In my family we used to have a tintype picture of my great, great, great grandmother on the wall. It’s been lost since my grandfather moved into his nursing home, but what I remember is a rather homely Native American woman in a shawl.
“She looks like Cochise, don’t she?” my grandfather, her great-grandson, used to say, meaning she was ugly and built like a man. She was ugly, but she was ours. According to our family lore, she was Cherokee, and she hid in the woods with white friends after the Cherokees in East Texas lost the battle at Tyler and were all marched into Oklahoma at gunpoint.
Of couse family stories get embroidered. Who knows what tribe she was for sure.
My family was lucky. We hadn’t suffered racial opression in at least 4 generations, and thanks to my dad, a ginger, I came out paler than most bed sheets.
But it always struck me that we technically weren’t /really/ white by the standards of the South. Even I, the youngest in our family, was still 1/32 whatever the hell our ancestor was, so under the old laws miscegenation laws of many states there could have been… issues.
I was privileged to look white, and as a child back in days of yore, I never paid any price but strange looks from neighbors if I mentioned my ancesty. But it struck me odd how casually racist my uncle was. Was it a form of self defense, or did he really not understand that during his own lifetime a state or two eastward he could have been tarred and feathered for marrying his wife, had they known his heritage? It took me a long time to realize that he didn’t understand that, under the laws he himself favored, he wasn’t white.
For me, my distant ancestry whatever it is, never hurt me. Many white people in the US claim native american blood now, whether or not they had a tintype photo on the wall. People don’t get strange looks from the neighbors for claiming it, either.

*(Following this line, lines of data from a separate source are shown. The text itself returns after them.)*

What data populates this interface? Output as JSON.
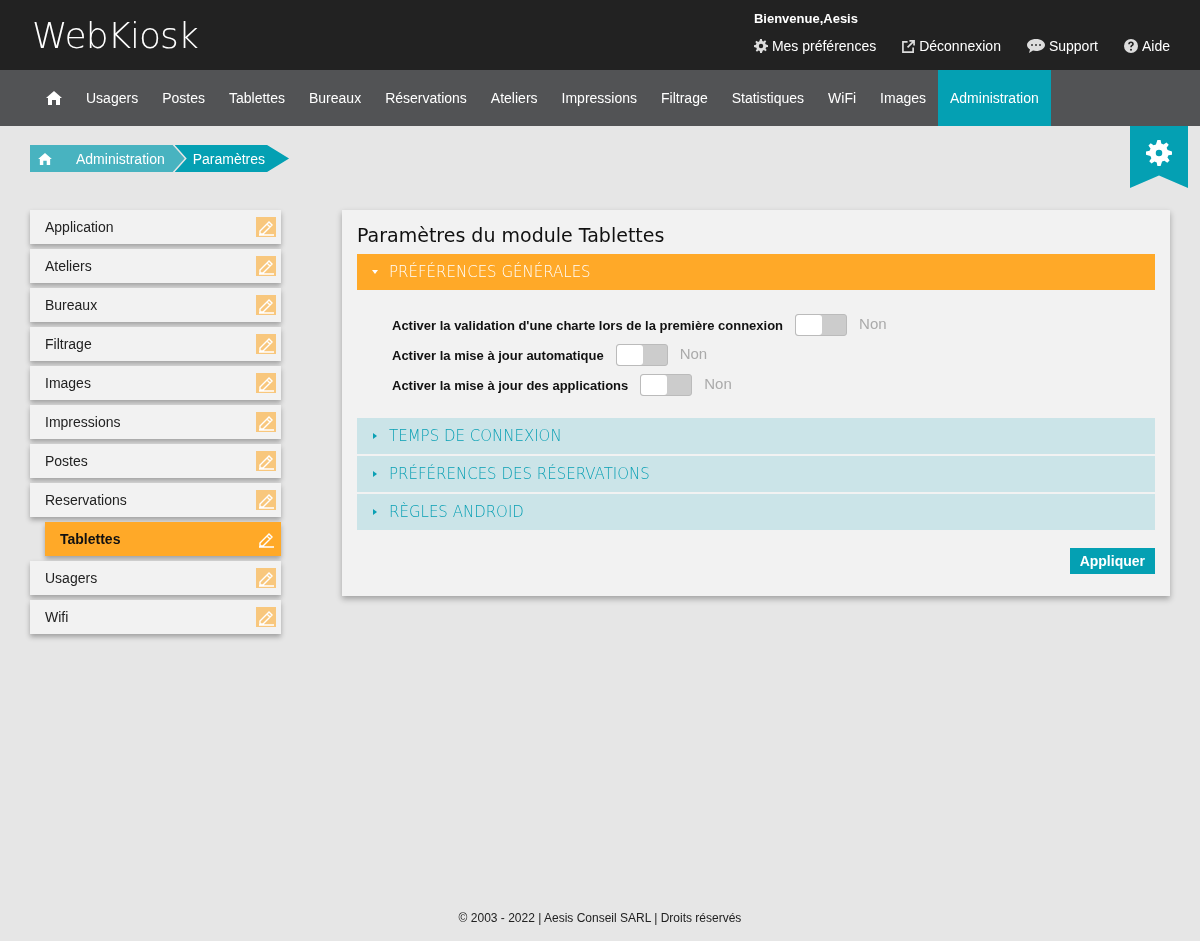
{
  "header": {
    "logo": "WebKiosk",
    "welcome": "Bienvenue,Aesis",
    "links": [
      {
        "kind": "gear",
        "label": "Mes préférences"
      },
      {
        "kind": "external",
        "label": "Déconnexion"
      },
      {
        "kind": "chat",
        "label": "Support"
      },
      {
        "kind": "help",
        "label": "Aide"
      }
    ]
  },
  "nav": {
    "items": [
      {
        "label": "Usagers",
        "selected": false
      },
      {
        "label": "Postes",
        "selected": false
      },
      {
        "label": "Tablettes",
        "selected": false
      },
      {
        "label": "Bureaux",
        "selected": false
      },
      {
        "label": "Réservations",
        "selected": false
      },
      {
        "label": "Ateliers",
        "selected": false
      },
      {
        "label": "Impressions",
        "selected": false
      },
      {
        "label": "Filtrage",
        "selected": false
      },
      {
        "label": "Statistiques",
        "selected": false
      },
      {
        "label": "WiFi",
        "selected": false
      },
      {
        "label": "Images",
        "selected": false
      },
      {
        "label": "Administration",
        "selected": true
      }
    ]
  },
  "breadcrumb": [
    "Administration",
    "Paramètres"
  ],
  "sidebar": {
    "items": [
      {
        "label": "Application",
        "selected": false
      },
      {
        "label": "Ateliers",
        "selected": false
      },
      {
        "label": "Bureaux",
        "selected": false
      },
      {
        "label": "Filtrage",
        "selected": false
      },
      {
        "label": "Images",
        "selected": false
      },
      {
        "label": "Impressions",
        "selected": false
      },
      {
        "label": "Postes",
        "selected": false
      },
      {
        "label": "Reservations",
        "selected": false,
        "children": [
          {
            "label": "Tablettes",
            "selected": true
          }
        ]
      },
      {
        "label": "Usagers",
        "selected": false
      },
      {
        "label": "Wifi",
        "selected": false
      }
    ]
  },
  "panel": {
    "title": "Paramètres du module Tablettes",
    "sections": [
      {
        "title": "PRÉFÉRENCES GÉNÉRALES",
        "expanded": true,
        "settings": [
          {
            "label": "Activer la validation d'une charte lors de la première connexion",
            "on": false,
            "state_text": "Non"
          },
          {
            "label": "Activer la mise à jour automatique",
            "on": false,
            "state_text": "Non"
          },
          {
            "label": "Activer la mise à jour des applications",
            "on": false,
            "state_text": "Non"
          }
        ]
      },
      {
        "title": "TEMPS DE CONNEXION",
        "expanded": false
      },
      {
        "title": "PRÉFÉRENCES DES RÉSERVATIONS",
        "expanded": false
      },
      {
        "title": "RÈGLES ANDROID",
        "expanded": false
      }
    ],
    "apply_button": "Appliquer"
  },
  "footer": "© 2003 - 2022 | Aesis Conseil SARL | Droits réservés"
}
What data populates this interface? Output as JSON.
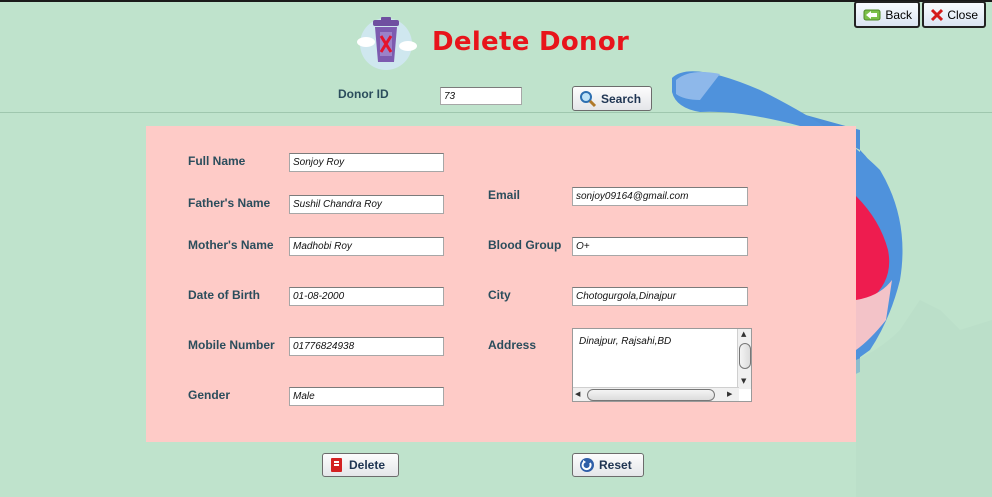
{
  "window": {
    "back_label": "Back",
    "close_label": "Close"
  },
  "header": {
    "title": "Delete Donor",
    "icon": "trash-bin-icon"
  },
  "search": {
    "label": "Donor ID",
    "value": "73",
    "button_label": "Search"
  },
  "form": {
    "full_name_label": "Full Name",
    "full_name": "Sonjoy Roy",
    "father_label": "Father's Name",
    "father": "Sushil Chandra Roy",
    "mother_label": "Mother's Name",
    "mother": "Madhobi Roy",
    "dob_label": "Date of Birth",
    "dob": "01-08-2000",
    "mobile_label": "Mobile Number",
    "mobile": "01776824938",
    "gender_label": "Gender",
    "gender": "Male",
    "email_label": "Email",
    "email": "sonjoy09164@gmail.com",
    "blood_label": "Blood Group",
    "blood": "O+",
    "city_label": "City",
    "city": "Chotogurgola,Dinajpur",
    "address_label": "Address",
    "address": "Dinajpur, Rajsahi,BD"
  },
  "actions": {
    "delete_label": "Delete",
    "reset_label": "Reset"
  },
  "colors": {
    "title": "#e8141b",
    "panel": "#fecbc7",
    "background": "#bfe3cc",
    "label": "#2b4d5c"
  }
}
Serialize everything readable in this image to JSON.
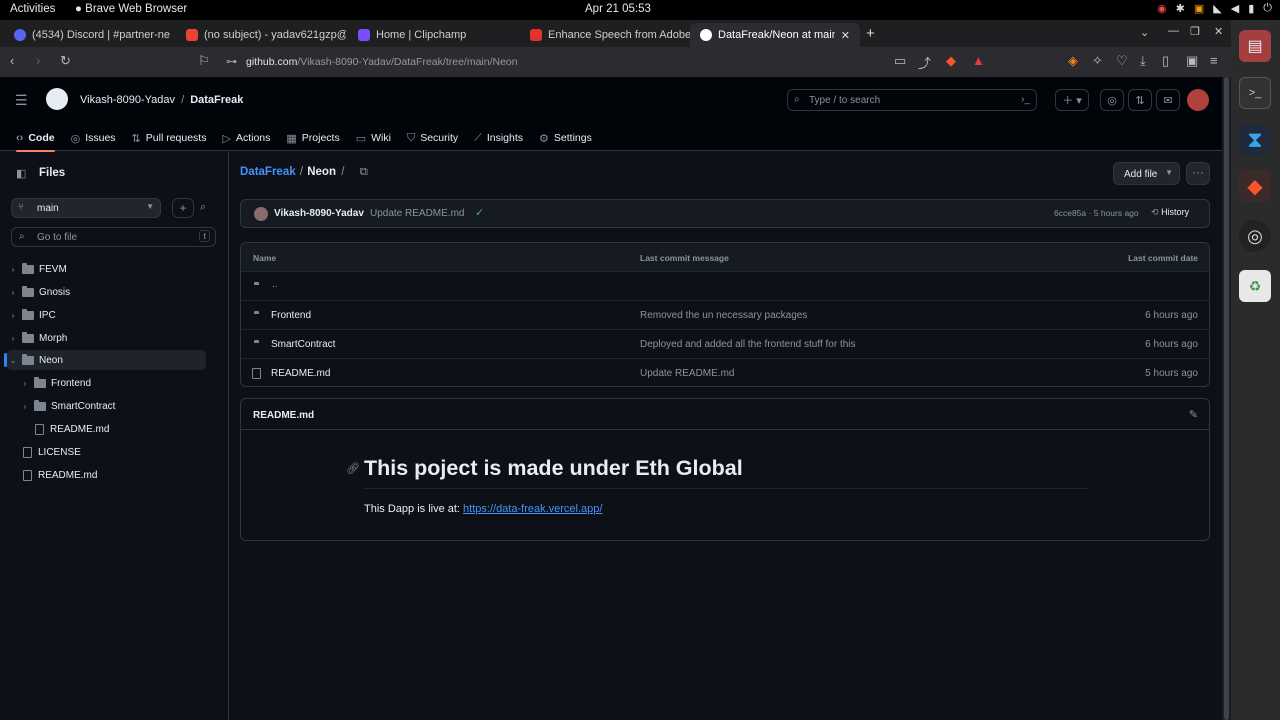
{
  "os": {
    "activities": "Activities",
    "app_name": "Brave Web Browser",
    "clock": "Apr 21  05:53"
  },
  "browser": {
    "tabs": [
      {
        "label": "(4534) Discord | #partner-ne",
        "icon_color": "#5865f2"
      },
      {
        "label": "(no subject) - yadav621gzp@",
        "icon_color": "#ea4335"
      },
      {
        "label": "Home | Clipchamp",
        "icon_color": "#7c4dff"
      },
      {
        "label": "Enhance Speech from Adobe",
        "icon_color": "#e5322d"
      },
      {
        "label": "DataFreak/Neon at main",
        "icon_color": "#ffffff"
      }
    ],
    "url_host": "github.com",
    "url_path": "/Vikash-8090-Yadav/DataFreak/tree/main/Neon"
  },
  "github": {
    "owner": "Vikash-8090-Yadav",
    "separator": "/",
    "repo": "DataFreak",
    "search_placeholder": "Type / to search",
    "nav": [
      {
        "label": "Code",
        "icon": "code-icon"
      },
      {
        "label": "Issues",
        "icon": "issue-icon"
      },
      {
        "label": "Pull requests",
        "icon": "pr-icon"
      },
      {
        "label": "Actions",
        "icon": "play-icon"
      },
      {
        "label": "Projects",
        "icon": "table-icon"
      },
      {
        "label": "Wiki",
        "icon": "book-icon"
      },
      {
        "label": "Security",
        "icon": "shield-icon"
      },
      {
        "label": "Insights",
        "icon": "graph-icon"
      },
      {
        "label": "Settings",
        "icon": "gear-icon"
      }
    ]
  },
  "sidebar": {
    "title": "Files",
    "branch": "main",
    "go_to_file": "Go to file",
    "shortcut": "t",
    "tree": [
      {
        "label": "FEVM",
        "type": "folder",
        "depth": 0
      },
      {
        "label": "Gnosis",
        "type": "folder",
        "depth": 0
      },
      {
        "label": "IPC",
        "type": "folder",
        "depth": 0
      },
      {
        "label": "Morph",
        "type": "folder",
        "depth": 0
      },
      {
        "label": "Neon",
        "type": "folder",
        "depth": 0
      },
      {
        "label": "Frontend",
        "type": "folder",
        "depth": 1
      },
      {
        "label": "SmartContract",
        "type": "folder",
        "depth": 1
      },
      {
        "label": "README.md",
        "type": "file",
        "depth": 1
      },
      {
        "label": "LICENSE",
        "type": "file",
        "depth": 0
      },
      {
        "label": "README.md",
        "type": "file",
        "depth": 0
      }
    ]
  },
  "main": {
    "breadcrumb_repo": "DataFreak",
    "breadcrumb_dir": "Neon",
    "breadcrumb_sep": "/",
    "add_file": "Add file",
    "commit": {
      "author": "Vikash-8090-Yadav",
      "message": "Update README.md",
      "sha": "6cce85a",
      "dot": "·",
      "time": "5 hours ago",
      "history": "History"
    },
    "table": {
      "headers": [
        "Name",
        "Last commit message",
        "Last commit date"
      ],
      "parent": "..",
      "rows": [
        {
          "name": "Frontend",
          "type": "folder",
          "message": "Removed the un necessary packages",
          "date": "6 hours ago"
        },
        {
          "name": "SmartContract",
          "type": "folder",
          "message": "Deployed and added all the frontend stuff for this",
          "date": "6 hours ago"
        },
        {
          "name": "README.md",
          "type": "file",
          "message": "Update README.md",
          "date": "5 hours ago"
        }
      ]
    },
    "readme": {
      "filename": "README.md",
      "heading": "This poject is made under Eth Global",
      "live_prefix": "This Dapp is live at: ",
      "live_link": "https://data-freak.vercel.app/"
    }
  },
  "colors": {
    "accent_link": "#4493f8",
    "tab_underline": "#f78166",
    "success": "#3fb950"
  }
}
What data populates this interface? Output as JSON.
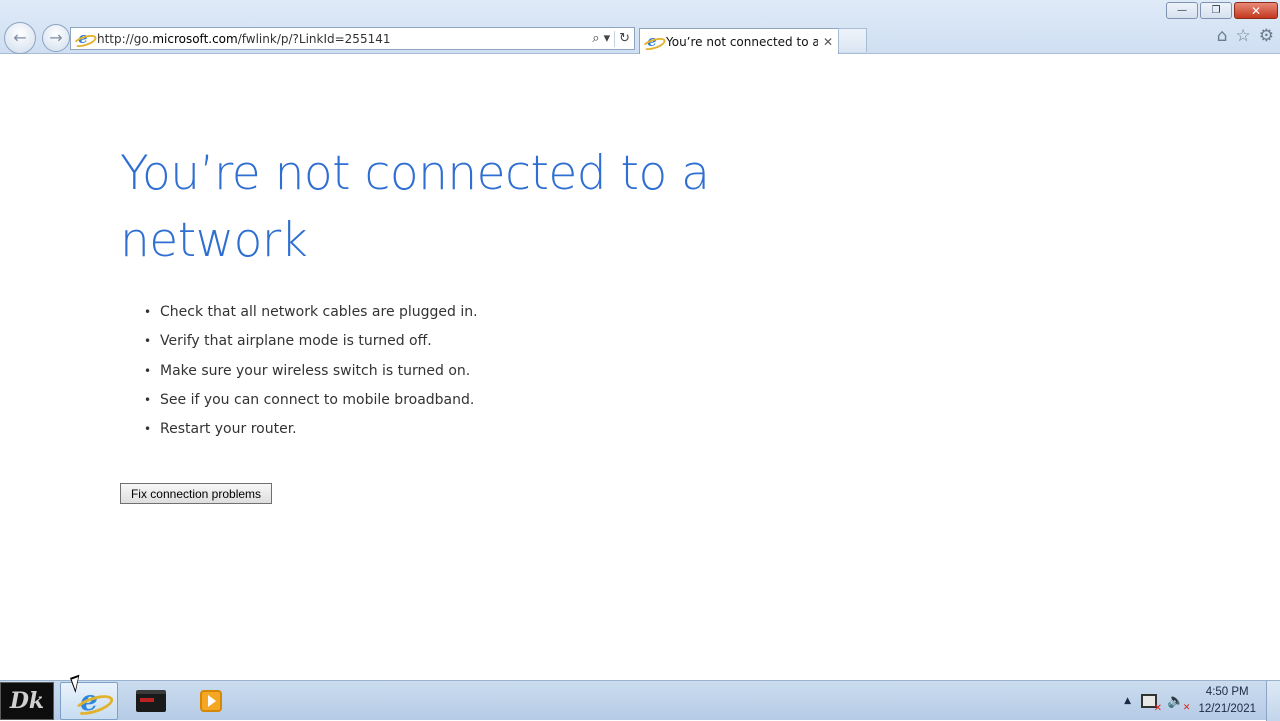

But for countless others in my country and my state, they are disadvantaged by their ancestry and the color of their skin. The playing field in my country isn’t even, and that isn’t moral.